# What needs to be done:
Look through the listing below, and wherever a line has the string "from", pull it out.

*** Opening Data provided ***

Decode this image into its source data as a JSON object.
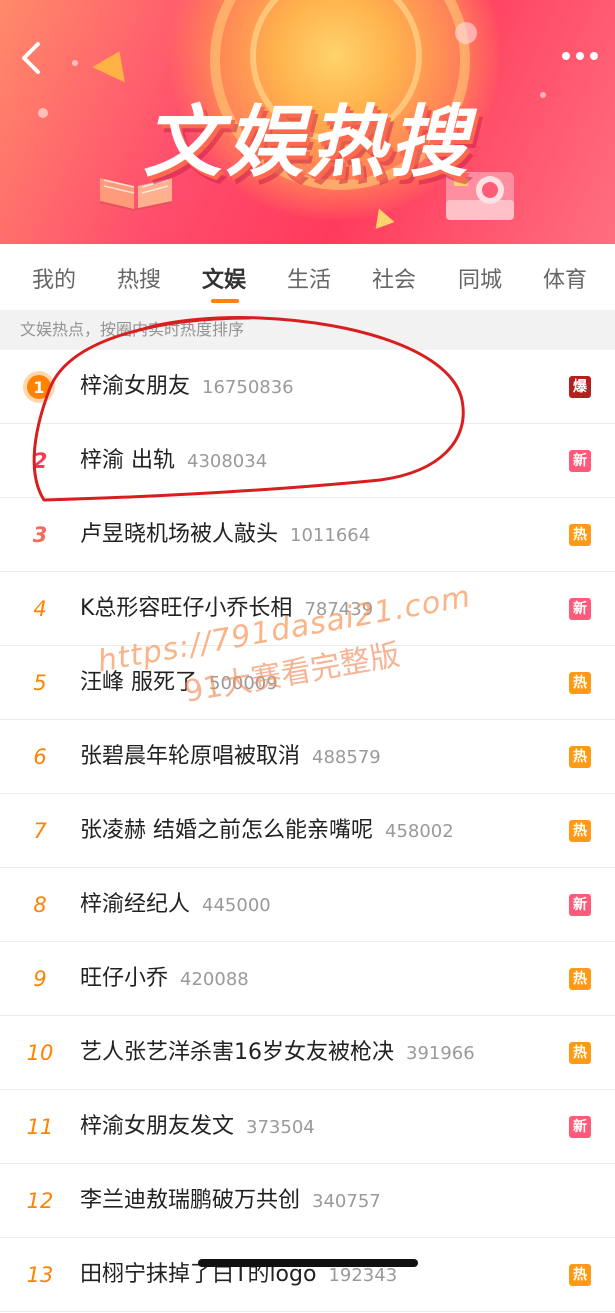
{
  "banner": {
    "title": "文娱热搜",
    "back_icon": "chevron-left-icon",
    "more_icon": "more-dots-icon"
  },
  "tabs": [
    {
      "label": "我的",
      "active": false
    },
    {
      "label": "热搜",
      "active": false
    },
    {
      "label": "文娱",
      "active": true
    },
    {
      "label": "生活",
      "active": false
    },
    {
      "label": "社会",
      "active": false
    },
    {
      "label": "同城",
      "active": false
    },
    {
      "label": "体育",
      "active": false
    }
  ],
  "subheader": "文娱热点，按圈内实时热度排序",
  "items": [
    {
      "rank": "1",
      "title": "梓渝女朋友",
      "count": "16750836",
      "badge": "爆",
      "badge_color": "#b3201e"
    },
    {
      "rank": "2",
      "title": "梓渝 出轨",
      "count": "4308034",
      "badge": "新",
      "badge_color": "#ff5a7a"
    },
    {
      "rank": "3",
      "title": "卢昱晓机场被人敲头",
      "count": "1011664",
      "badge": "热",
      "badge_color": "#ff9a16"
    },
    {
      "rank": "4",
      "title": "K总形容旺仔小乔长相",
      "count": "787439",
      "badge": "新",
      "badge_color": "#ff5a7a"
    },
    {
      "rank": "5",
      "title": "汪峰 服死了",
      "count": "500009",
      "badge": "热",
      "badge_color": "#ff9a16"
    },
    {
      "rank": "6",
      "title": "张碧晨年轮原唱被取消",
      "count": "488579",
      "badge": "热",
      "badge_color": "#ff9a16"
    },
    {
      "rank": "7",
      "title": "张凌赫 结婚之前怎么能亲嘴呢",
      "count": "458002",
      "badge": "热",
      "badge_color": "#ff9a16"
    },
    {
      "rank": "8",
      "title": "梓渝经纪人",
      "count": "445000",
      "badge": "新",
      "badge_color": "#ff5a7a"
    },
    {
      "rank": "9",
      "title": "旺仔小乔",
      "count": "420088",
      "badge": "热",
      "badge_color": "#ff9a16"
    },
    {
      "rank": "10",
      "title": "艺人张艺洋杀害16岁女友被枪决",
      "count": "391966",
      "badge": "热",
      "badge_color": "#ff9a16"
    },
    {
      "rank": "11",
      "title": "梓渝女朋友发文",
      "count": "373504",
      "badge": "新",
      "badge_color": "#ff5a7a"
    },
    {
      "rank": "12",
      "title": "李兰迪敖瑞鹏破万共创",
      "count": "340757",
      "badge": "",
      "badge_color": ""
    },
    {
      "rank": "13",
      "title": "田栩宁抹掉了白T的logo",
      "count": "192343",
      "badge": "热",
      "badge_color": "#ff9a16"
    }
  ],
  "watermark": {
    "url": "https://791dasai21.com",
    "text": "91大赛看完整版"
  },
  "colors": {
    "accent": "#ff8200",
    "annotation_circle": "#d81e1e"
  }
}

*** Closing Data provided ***
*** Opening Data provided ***

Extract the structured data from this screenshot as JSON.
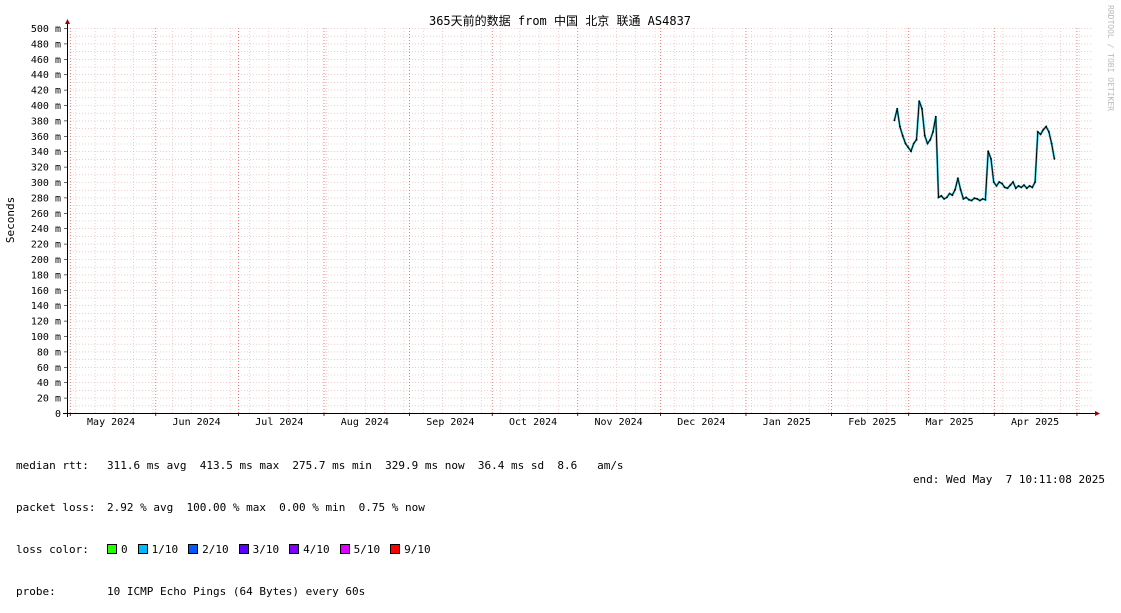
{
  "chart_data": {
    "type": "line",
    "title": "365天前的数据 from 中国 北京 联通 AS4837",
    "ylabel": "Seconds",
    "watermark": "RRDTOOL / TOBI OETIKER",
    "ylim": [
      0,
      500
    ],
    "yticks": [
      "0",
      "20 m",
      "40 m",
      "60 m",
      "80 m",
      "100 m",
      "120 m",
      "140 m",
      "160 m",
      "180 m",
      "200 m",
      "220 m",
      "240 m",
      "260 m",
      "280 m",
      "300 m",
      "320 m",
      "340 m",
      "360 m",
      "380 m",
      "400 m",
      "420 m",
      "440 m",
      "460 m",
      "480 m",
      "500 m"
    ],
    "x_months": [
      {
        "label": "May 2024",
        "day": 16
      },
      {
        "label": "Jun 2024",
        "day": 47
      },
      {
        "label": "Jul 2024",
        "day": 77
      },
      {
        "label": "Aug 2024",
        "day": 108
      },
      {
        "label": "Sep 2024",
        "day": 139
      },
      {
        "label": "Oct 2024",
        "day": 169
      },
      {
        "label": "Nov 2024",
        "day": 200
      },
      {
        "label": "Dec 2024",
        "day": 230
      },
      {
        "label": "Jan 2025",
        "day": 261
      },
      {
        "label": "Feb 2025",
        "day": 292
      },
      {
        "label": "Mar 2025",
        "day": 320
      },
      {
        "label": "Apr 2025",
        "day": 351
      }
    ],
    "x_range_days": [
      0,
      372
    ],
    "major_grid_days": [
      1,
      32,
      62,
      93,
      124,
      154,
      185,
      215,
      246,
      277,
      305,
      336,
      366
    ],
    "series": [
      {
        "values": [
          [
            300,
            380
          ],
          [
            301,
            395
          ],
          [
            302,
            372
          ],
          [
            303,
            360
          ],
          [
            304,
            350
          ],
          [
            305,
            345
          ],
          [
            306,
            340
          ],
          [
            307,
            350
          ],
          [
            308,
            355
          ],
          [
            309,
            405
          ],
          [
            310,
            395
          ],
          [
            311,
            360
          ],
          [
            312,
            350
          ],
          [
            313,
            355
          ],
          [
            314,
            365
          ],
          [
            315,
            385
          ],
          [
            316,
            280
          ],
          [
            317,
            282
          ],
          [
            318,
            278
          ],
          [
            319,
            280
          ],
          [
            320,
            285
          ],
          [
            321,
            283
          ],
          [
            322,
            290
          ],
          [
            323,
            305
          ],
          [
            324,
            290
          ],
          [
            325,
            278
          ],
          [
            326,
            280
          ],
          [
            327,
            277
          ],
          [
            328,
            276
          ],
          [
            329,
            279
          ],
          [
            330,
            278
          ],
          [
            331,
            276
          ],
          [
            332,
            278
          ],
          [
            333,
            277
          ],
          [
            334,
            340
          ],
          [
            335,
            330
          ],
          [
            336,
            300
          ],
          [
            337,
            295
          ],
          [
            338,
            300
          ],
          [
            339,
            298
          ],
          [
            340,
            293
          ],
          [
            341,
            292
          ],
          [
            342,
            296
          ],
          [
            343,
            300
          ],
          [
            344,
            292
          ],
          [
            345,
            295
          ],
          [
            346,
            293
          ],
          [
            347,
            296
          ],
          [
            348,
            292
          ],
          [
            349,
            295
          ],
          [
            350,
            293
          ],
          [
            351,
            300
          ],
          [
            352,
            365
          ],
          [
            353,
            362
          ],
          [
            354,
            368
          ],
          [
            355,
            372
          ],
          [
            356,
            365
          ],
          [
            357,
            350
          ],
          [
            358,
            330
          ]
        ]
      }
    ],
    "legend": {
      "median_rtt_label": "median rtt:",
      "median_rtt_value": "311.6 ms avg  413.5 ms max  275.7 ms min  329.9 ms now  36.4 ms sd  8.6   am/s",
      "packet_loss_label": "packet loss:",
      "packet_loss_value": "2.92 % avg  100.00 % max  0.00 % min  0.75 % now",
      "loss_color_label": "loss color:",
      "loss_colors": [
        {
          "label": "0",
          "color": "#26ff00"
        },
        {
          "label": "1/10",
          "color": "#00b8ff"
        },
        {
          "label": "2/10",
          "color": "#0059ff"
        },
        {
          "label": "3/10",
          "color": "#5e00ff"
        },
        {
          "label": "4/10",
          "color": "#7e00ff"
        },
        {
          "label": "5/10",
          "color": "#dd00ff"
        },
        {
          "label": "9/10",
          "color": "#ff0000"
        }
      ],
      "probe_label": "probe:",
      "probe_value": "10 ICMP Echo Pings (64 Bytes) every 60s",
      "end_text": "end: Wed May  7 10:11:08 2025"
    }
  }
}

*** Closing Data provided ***

# Output below:
Extract the structured data from this screenshot as JSON.
    "title": "365天前的数据 from 中国 北京 联通 AS4837",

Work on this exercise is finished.